James Abrahams QC appeared on behalf of the Defendants in this appeal.
The case concerned three mobile telecommunications patents (“659”, “525” and “511”) that the Claimant had declared were essential to the Universal Mobile Telecommunications System standard. Arnold J at first instance (in separate judgments for each patent) held that 659 was invalid but that 525 and 511 were valid. The Claimant appealed against the decision that 659 was invalid, contending that the Judge had erred in excluding commercial considerations. The Defendants appealed against the decisions that 525 and 511 were valid. In relation to 659, the Court of Appeal held that if the claimed invention would be arrived at by the skilled person, there was no further hurdle to be crossed concerning whether the invention would be perceived as likely to lead to sufficient commercial success to make its manufacture worthwhile. The Court of Appeal found that Arnold J had therefore been fully entitled to find the patent invalid.
Regarding 525, the Court of Appeal held that as the Judge’s reasoning displayed no error of principle there was no justification for disturbing his conclusion that 525 was not obvious.

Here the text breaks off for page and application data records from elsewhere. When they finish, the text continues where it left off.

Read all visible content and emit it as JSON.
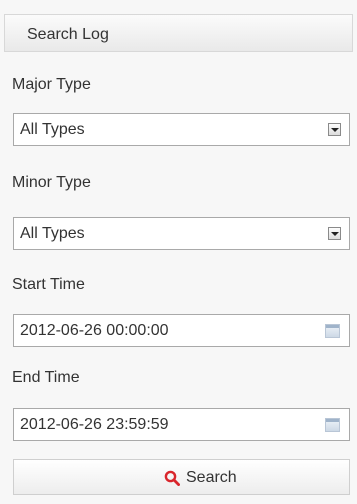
{
  "panel": {
    "title": "Search Log"
  },
  "major_type": {
    "label": "Major Type",
    "selected": "All Types"
  },
  "minor_type": {
    "label": "Minor Type",
    "selected": "All Types"
  },
  "start_time": {
    "label": "Start Time",
    "value": "2012-06-26 00:00:00"
  },
  "end_time": {
    "label": "End Time",
    "value": "2012-06-26 23:59:59"
  },
  "search_button": {
    "label": "Search",
    "icon": "search-icon",
    "icon_color": "#d9262c"
  },
  "colors": {
    "background": "#f7f7f7",
    "border": "#a9a9a9",
    "text": "#333333"
  }
}
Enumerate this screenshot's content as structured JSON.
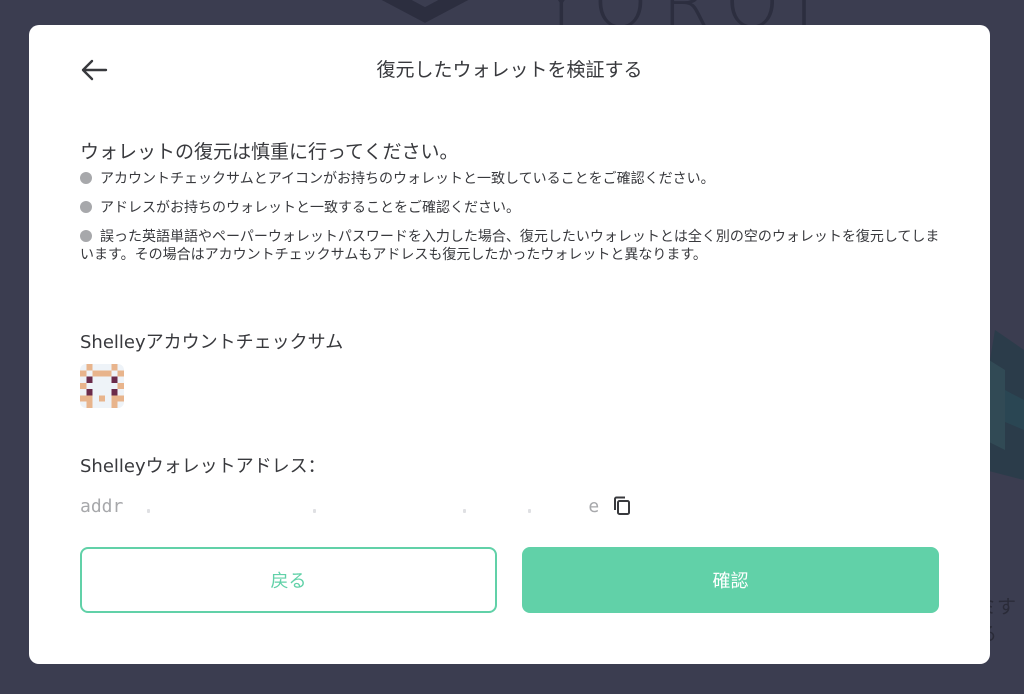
{
  "background": {
    "logo_text": "YOROI",
    "side_text": "ミする"
  },
  "modal": {
    "title": "復元したウォレットを検証する",
    "back_icon": "arrow-left-icon",
    "intro_heading": "ウォレットの復元は慎重に行ってください。",
    "bullets": [
      "アカウントチェックサムとアイコンがお持ちのウォレットと一致していることをご確認ください。",
      "アドレスがお持ちのウォレットと一致することをご確認ください。",
      "誤った英語単語やペーパーウォレットパスワードを入力した場合、復元したいウォレットとは全く別の空のウォレットを復元してしまいます。その場合はアカウントチェックサムもアドレスも復元したかったウォレットと異なります。"
    ],
    "checksum": {
      "label": "Shelleyアカウントチェックサム"
    },
    "address": {
      "label": "Shelleyウォレットアドレス：",
      "prefix": "addr",
      "suffix": "e",
      "copy_icon": "copy-icon"
    },
    "buttons": {
      "back_label": "戻る",
      "confirm_label": "確認"
    }
  },
  "colors": {
    "accent": "#61d1a8",
    "overlay": "#3b3d50",
    "text": "#38393d",
    "muted": "#a7a8ab"
  }
}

Regarding 511, although the Court of Appeal interpreted the disputed paragraph of the relevant prior art differently to the Judge, their interpretation did not render the patent obvious over the disclosure.
The appeals were therefore dismissed.